It’s taken a toll on everyone. We’ll never forget 2020. But I think for El Paso Young Black Leaders, it’s been beneficial in the sense that people are starting to recognize the work that we do and they really want to support us and be allies.
It’s been maybe six months since the protests started. That was kind of my worry, that it would just be a trend for a little bit. But so far it hasn’t been, so that’s the good thing about it.
Q: What are you looking forward to in 2021?
I think for us, maybe putting out a larger scholarship and continuing to get the word out that we exist, and maybe putting together some volunteering opportunities.
We’re prepared if things still have to be done virtually. But we’re hoping maybe we can do a women’s conference, I know that’s something we’ve talked about with the chamber.
Q: What are things El Pasoans can do to support the Black community and Black-owned businesses?
It starts with awareness and education. Awareness has been our biggest hurdle.
When a lot of people think of racism, they think of name-calling. It’s so much deeper than that. Systemic racism is in the job market, the housing market, medicine and all sorts of different social aspects.
El Pasoans can be allies just by understanding that it’s very complex. Taking the time to listen is also a way people can be allies.

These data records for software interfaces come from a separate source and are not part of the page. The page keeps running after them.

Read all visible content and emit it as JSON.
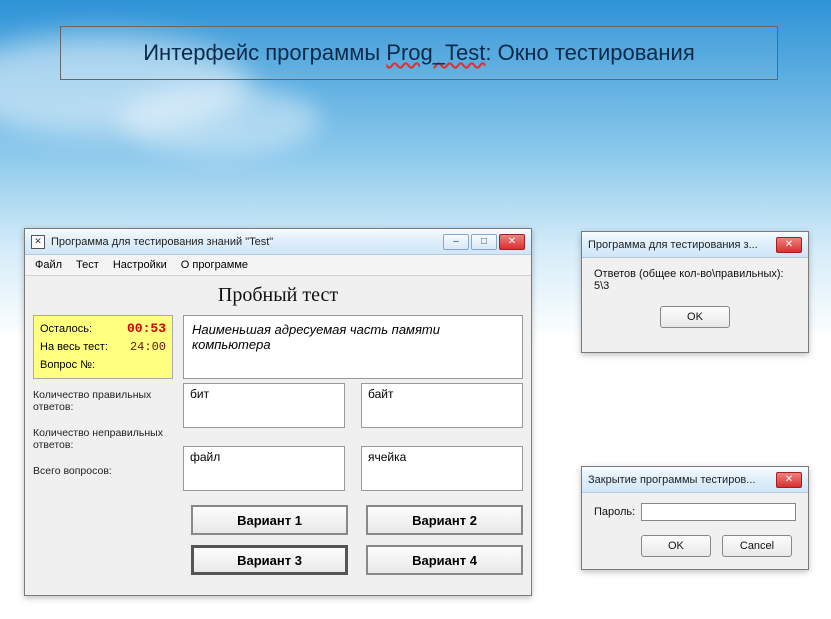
{
  "slide": {
    "title_prefix": "Интерфейс программы ",
    "title_prog": "Prog_Test",
    "title_suffix": ": Окно тестирования"
  },
  "main_window": {
    "title": "Программа для тестирования знаний \"Test\"",
    "menu": {
      "file": "Файл",
      "test": "Тест",
      "settings": "Настройки",
      "about": "О программе"
    },
    "heading": "Пробный тест",
    "timer": {
      "remain_label": "Осталось:",
      "remain_value": "00:53",
      "total_label": "На весь тест:",
      "total_value": "24:00",
      "question_label": "Вопрос №:"
    },
    "question_text": "Наименьшая адресуемая часть памяти компьютера",
    "stats": {
      "correct_label": "Количество правильных ответов:",
      "wrong_label": "Количество неправильных ответов:",
      "total_label": "Всего вопросов:"
    },
    "answers": [
      "бит",
      "байт",
      "файл",
      "ячейка"
    ],
    "variants": [
      "Вариант 1",
      "Вариант 2",
      "Вариант 3",
      "Вариант 4"
    ]
  },
  "result_dialog": {
    "title": "Программа для тестирования з...",
    "line1": "Ответов (общее кол-во\\правильных):",
    "line2": "5\\3",
    "ok": "OK"
  },
  "close_dialog": {
    "title": "Закрытие программы тестиров...",
    "password_label": "Пароль:",
    "ok": "OK",
    "cancel": "Cancel"
  }
}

So far I’ve seen that the El Paso community understands that even though they may not have been through it, they understand and are here to listen.
I think just being empathetic is one of the ways, and education as well. There are also many books, podcasts, websites that people can go to better understand that this is way deeper than what’s on the surface.
Q: What’s been your experience of being part of the young Black community in El Paso?
It’s been interesting. I grew up really being the only Black person in my class. You kind of always feel like you’re the odd one out, because nobody really looks like you.
There’s a language barrier there as well. I wish I knew Spanish, but I don’t. Sometimes there’s a feeling of being left out because you don’t know the language.
It hasn’t been terrible or anything like that. But I feel like it can get better now, with the pandemic and everything going on. El Pasoans really want to be allies in this situation.
What’s interesting about El Paso is that it’s a minority-majority city. I think there were some El Pasoans who might have thought El Paso’s not racist; how could they be racist? But I’m a minority here. There’s not a lot of people who look like me.
But when there are El Pasoans that can understand that, then it’s like, OK. Maybe everyone can take a look at ourselves and say, what can we do better?
For the Black community, too, we’re starting to see that El Pasoans do want to be on our side and help us. It’s not just the Black community, but the El Paso community as a whole.